Background: The role of exosomes in the pathogenesis and metastatic spread of cancer remains to be fully elucidated. Recent studies support the hypothesis that the release of exosomes from cells modifies local extracellular conditions to promote cell growth and neovascularisation. In addition, exosomes may modify the phenotype of parent and/or target cell. For example, sequestration of signaling mediators into exosomes may reduce their intracellular bioavailability to the parent cell thereby altering cell phenotype and metastatic potential. The fusion of released exosomes with target cell and delivery may also modify cell function and activity. In this study, to further elucidate the role of exosomes in ovarian cancer, the release of exosomes from two ovarian cancer cell lines of different invasive capacity and their miRNA content of exosomes were compared. The hypothesis to be tested was that ovarian cancer cell invasiveness is associated with altered release of exosomes and discordant exosomal sequestration of miRNA. Methods: High (SKOV-3) and low (OVCAR-3) invasive ovarian cancer cell lines were used to characterize their exosome release. SKOV-3 and OVCAR-3 cells were cultured (DMEM, 20% exosome-free FBS) under an atmosphere of 8% O2 for 24 hours. Cell-conditioned media were collected and exosomes were isolated by differential and buoyant density centrifugation and characterised by Western blot (CD63 and CD9). Exosomal microRNA (let-7a-f and miR-200a-c) content was established by real-time PCR. Results: Exosomes were identified with by the presence of typical cup-shaped spherical vesicle and the expression of exosome markers: CD63, CD9. SKOV-3 cells released 2.7-fold more exosomes (1.22 ± 0.11 μg/106 cells) compared to OVCAR-3 (0.44 ± 0.05 μg/106 cells). The let-7 family miRNA transcripts were identified in both ovarian cancer cell lines and their exosomes. The let-7 family transcripts were more abundant in OVCAR-3 cell than SKOV-3 cells. In contrast, let-7 family transcripts were more abundant in exosomes from SKOV-3 than OVCAR-3. miR-200 family transcripts were only identified in OVCAR-3 cells and their exosomes. Conclusions: The data obtained in this study are consistent with the hypothesis that the releases of exosomes varies significantly between ovarian cancer cell lines and correlates with their invasive potential.

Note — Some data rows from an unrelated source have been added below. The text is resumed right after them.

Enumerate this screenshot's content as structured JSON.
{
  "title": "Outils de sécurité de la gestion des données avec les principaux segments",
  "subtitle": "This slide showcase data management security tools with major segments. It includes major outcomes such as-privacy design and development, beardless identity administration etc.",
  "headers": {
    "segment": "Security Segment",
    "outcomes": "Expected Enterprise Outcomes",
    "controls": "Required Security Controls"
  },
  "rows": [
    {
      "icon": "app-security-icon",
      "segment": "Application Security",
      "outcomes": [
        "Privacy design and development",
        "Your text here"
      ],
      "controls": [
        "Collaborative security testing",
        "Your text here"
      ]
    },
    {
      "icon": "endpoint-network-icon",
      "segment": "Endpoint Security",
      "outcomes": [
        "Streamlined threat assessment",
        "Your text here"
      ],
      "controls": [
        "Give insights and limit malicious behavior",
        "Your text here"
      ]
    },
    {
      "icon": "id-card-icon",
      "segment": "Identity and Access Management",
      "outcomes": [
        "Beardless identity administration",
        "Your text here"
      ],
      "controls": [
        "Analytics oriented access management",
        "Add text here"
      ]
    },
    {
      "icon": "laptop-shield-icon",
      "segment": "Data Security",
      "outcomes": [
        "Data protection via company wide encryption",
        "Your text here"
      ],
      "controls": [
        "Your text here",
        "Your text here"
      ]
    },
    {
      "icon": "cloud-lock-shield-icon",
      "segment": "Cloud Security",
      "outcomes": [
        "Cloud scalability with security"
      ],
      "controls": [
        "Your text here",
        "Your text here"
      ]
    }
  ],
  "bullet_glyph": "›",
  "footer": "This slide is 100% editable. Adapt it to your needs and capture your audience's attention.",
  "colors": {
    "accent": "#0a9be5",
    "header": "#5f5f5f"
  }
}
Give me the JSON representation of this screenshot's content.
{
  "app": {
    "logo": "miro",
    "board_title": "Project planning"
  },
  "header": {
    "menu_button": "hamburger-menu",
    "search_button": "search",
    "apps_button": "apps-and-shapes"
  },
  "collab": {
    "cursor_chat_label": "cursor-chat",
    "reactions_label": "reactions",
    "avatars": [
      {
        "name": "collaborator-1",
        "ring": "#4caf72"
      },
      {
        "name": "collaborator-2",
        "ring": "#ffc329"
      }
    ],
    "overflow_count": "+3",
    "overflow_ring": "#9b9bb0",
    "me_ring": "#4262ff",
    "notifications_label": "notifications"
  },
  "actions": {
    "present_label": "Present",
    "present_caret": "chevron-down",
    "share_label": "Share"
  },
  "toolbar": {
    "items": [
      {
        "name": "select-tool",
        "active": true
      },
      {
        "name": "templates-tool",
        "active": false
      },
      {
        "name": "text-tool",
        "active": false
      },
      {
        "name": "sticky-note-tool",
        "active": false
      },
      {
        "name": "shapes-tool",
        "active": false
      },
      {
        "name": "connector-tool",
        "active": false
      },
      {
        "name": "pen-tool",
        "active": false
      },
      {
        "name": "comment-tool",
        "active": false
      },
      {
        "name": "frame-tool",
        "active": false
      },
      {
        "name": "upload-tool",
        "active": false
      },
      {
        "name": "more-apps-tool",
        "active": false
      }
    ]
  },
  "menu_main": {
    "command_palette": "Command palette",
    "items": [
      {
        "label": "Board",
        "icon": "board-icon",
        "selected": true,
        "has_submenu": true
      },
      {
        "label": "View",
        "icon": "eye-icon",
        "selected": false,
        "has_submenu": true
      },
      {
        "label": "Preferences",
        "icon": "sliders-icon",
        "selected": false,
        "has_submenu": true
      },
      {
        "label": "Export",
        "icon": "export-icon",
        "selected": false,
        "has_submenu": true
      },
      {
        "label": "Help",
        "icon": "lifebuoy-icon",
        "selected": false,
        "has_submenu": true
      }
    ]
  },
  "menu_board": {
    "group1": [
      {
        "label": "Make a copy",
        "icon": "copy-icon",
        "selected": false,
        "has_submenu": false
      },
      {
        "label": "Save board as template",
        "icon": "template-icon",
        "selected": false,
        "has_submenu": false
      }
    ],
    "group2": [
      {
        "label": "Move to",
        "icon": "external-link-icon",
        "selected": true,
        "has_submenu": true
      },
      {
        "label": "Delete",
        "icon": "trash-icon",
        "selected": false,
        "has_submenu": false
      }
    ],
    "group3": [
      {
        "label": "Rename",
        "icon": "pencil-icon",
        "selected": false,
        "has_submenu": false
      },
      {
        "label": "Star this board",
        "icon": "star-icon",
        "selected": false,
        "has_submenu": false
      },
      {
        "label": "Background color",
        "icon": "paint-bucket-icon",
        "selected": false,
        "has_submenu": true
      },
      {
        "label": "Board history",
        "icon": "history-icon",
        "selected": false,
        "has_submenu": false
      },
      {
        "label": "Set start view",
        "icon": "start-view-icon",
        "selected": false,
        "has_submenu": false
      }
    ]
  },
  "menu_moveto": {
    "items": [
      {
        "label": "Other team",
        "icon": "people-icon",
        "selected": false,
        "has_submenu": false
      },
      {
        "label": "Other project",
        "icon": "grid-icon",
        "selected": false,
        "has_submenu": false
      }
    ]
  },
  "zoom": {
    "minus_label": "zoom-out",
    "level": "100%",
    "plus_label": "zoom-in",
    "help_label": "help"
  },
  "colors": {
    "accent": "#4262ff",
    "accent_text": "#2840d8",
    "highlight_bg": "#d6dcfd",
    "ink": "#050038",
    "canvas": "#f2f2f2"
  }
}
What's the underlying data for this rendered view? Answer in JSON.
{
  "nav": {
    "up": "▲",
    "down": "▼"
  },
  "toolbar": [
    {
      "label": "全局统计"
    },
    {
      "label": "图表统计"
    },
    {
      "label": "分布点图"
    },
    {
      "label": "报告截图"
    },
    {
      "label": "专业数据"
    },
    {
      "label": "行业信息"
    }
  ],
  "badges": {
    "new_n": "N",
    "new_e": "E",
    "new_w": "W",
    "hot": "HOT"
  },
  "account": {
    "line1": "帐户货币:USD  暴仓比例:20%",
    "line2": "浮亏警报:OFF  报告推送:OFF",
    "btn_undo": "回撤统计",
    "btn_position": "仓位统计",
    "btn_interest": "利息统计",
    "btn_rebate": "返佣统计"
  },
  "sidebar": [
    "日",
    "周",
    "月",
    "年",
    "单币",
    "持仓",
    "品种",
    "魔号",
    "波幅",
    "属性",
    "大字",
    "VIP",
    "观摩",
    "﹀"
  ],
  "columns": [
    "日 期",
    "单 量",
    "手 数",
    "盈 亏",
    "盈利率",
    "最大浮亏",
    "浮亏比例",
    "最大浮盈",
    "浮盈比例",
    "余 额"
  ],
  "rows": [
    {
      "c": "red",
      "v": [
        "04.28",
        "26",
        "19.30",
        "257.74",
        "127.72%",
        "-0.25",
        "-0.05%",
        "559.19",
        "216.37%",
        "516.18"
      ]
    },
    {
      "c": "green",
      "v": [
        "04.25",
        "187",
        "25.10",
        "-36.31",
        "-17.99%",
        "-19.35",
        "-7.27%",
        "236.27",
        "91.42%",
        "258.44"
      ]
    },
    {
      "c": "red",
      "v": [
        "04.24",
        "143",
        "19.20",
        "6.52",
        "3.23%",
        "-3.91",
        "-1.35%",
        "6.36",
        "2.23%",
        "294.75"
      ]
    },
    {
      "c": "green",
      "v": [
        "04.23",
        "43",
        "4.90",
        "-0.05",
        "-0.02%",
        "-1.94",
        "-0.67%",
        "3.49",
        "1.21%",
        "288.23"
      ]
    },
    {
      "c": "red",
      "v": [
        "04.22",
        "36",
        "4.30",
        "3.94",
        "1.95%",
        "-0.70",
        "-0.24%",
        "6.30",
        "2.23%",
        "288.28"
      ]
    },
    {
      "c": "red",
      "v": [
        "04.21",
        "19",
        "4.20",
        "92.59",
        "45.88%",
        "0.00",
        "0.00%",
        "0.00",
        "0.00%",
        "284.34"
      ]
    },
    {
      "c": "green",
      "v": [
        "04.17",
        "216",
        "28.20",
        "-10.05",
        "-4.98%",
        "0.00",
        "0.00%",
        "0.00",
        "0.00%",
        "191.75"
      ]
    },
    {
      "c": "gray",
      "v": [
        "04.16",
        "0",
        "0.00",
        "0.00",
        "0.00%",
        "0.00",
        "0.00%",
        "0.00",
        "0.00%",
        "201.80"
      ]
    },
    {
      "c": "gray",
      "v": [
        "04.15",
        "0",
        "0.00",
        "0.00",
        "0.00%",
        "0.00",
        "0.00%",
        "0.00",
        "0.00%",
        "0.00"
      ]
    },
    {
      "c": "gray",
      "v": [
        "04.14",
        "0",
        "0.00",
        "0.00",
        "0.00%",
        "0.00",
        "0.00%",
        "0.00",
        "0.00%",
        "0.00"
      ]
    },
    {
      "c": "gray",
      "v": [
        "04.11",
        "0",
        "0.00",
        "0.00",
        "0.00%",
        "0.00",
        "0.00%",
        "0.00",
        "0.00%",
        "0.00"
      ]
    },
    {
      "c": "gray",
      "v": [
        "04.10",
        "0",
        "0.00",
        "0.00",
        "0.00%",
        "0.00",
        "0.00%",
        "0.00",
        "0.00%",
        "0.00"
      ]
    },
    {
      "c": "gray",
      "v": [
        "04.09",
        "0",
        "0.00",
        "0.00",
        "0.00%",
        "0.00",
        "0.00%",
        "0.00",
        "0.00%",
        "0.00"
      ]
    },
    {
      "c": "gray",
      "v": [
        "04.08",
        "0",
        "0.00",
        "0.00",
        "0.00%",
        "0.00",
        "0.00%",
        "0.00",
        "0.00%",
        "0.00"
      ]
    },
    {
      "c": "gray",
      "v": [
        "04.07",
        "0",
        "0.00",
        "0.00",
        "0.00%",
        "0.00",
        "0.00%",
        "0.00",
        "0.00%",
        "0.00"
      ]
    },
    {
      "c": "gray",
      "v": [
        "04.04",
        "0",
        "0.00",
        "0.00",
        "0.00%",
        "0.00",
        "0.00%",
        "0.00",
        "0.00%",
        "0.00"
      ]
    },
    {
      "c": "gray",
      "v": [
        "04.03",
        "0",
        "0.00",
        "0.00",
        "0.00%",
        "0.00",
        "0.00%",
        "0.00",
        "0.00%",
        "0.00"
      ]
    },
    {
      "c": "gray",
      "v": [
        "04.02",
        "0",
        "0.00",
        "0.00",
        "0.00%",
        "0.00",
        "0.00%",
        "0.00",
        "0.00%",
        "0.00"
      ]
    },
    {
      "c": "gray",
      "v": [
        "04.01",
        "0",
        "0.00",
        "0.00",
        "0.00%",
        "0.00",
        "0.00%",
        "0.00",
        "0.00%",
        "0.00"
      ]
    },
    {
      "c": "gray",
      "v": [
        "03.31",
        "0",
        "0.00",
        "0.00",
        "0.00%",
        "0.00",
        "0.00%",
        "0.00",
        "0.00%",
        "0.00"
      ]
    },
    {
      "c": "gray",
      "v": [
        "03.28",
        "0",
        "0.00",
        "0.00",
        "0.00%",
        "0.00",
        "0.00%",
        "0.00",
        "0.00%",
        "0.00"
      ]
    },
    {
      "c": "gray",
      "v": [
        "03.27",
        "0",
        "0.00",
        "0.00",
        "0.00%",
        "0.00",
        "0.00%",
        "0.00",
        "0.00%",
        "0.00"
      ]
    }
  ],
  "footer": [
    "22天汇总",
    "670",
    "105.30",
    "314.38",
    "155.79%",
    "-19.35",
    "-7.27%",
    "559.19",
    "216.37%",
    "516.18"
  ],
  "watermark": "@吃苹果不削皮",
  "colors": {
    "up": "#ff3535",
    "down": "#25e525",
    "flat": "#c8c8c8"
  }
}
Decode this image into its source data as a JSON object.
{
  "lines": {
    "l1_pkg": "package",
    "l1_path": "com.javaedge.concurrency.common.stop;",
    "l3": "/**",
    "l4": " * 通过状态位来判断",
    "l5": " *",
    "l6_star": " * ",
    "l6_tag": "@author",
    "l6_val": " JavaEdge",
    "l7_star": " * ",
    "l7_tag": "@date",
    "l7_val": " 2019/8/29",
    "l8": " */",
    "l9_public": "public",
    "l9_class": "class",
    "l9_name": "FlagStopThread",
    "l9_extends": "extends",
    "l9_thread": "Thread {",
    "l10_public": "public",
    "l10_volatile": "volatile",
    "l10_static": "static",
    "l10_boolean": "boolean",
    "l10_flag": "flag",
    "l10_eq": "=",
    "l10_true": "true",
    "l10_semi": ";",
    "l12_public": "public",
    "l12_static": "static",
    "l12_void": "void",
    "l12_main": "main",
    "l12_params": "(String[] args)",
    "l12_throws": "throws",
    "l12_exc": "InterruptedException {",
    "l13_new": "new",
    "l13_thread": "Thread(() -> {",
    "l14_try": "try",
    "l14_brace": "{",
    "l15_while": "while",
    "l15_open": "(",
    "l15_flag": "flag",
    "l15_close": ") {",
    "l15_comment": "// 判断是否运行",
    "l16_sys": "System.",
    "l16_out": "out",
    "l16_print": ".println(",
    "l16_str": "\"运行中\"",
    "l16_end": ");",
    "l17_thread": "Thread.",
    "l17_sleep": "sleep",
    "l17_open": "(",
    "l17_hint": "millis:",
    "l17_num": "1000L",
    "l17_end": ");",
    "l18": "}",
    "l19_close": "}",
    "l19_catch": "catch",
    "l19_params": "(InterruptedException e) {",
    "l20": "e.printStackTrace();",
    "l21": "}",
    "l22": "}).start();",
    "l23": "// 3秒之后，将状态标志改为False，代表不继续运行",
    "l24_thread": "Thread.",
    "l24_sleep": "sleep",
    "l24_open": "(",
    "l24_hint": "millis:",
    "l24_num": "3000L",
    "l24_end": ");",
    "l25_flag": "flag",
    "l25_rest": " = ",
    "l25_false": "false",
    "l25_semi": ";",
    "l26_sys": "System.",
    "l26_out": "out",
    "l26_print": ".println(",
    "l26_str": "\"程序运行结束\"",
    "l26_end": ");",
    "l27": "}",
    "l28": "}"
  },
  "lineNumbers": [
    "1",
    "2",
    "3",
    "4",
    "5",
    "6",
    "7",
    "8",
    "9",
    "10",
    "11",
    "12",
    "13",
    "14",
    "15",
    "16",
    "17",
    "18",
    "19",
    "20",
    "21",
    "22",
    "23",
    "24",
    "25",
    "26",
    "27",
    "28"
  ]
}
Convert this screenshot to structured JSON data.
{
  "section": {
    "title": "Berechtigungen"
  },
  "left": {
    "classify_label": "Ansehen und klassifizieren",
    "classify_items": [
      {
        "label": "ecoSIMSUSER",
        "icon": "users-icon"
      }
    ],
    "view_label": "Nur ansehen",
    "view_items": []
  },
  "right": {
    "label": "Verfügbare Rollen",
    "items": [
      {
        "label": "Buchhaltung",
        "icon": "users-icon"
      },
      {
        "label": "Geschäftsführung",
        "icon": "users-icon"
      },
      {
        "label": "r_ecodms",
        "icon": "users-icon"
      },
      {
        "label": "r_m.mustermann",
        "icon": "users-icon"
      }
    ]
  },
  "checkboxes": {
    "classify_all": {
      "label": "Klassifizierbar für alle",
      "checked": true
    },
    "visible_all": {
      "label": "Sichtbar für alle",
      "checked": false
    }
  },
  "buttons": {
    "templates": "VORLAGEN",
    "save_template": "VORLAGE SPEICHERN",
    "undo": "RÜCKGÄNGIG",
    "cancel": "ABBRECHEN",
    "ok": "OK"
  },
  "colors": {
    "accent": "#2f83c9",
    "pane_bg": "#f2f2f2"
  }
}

Bibliographical noteFunding Information:
This work was partially funded by grants from: the Department of Industry, Innovation, Climate Change, Science, Research and Tertiary Education, Australian Government; Smart Futures, Queensland Government; and RoCan (http://rocan.com.au). The authors grateful acknowledge the long-standing support of the members Rotary Club of Williamsontown, Victoria, Australia. Dr Salomon is in receipt of a University of Queensland Post-doctoral Fellowship (2013–2015). Prof Rice is in receipt of an NHMRC Principal Research Fellowship (2010–2014).
- Ovarian cancer